--- Your assignment ---
Lines with the word "title" in them must be copied from the records below.

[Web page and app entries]
____________________
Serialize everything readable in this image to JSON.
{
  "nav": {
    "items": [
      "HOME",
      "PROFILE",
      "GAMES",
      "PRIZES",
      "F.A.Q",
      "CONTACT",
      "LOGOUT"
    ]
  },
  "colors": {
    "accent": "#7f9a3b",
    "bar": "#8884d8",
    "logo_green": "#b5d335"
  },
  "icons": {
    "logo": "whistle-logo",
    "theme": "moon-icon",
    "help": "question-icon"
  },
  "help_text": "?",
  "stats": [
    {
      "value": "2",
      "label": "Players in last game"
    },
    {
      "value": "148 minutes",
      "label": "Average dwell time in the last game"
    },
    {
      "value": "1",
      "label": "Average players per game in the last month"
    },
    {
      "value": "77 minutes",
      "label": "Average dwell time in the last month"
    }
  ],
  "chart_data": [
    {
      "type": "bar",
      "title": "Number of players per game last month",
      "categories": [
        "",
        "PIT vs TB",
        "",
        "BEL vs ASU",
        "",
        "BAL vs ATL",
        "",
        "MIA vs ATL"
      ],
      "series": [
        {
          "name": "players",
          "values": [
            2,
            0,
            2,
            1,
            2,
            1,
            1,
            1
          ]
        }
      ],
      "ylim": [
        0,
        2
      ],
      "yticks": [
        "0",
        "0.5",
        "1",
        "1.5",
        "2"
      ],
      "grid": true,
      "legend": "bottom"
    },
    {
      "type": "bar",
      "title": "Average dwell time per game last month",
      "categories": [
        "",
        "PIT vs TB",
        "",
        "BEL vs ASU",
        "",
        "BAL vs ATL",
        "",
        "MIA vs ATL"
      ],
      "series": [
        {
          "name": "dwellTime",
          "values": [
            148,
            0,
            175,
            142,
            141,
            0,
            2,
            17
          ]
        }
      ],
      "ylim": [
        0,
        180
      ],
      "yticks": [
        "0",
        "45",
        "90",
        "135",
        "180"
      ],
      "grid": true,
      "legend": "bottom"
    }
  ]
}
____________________
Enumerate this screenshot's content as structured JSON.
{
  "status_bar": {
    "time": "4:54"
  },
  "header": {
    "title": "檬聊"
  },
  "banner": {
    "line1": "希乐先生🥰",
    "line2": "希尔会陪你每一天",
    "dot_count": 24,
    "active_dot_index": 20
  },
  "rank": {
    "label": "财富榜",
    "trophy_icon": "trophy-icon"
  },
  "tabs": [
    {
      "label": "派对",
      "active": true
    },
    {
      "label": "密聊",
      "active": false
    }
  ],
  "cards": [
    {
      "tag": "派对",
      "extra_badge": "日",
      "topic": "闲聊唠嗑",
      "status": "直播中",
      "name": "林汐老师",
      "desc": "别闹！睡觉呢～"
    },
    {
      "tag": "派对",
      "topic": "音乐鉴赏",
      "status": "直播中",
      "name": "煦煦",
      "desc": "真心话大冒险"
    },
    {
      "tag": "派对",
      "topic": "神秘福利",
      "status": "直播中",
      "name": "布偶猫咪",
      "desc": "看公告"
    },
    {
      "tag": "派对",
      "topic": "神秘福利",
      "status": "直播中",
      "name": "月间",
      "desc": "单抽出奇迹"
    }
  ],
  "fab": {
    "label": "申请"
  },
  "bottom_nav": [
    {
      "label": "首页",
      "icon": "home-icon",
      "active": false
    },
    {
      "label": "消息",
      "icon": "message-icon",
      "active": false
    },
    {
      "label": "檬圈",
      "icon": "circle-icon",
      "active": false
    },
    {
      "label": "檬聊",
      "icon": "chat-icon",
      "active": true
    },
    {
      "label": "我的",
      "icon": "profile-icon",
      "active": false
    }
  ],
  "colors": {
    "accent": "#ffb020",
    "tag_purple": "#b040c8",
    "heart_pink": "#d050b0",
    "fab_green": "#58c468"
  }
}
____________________
--- Task result ---
      "title": "Number of players per game last month",
      "title": "Average dwell time per game last month",
    "title": "檬聊"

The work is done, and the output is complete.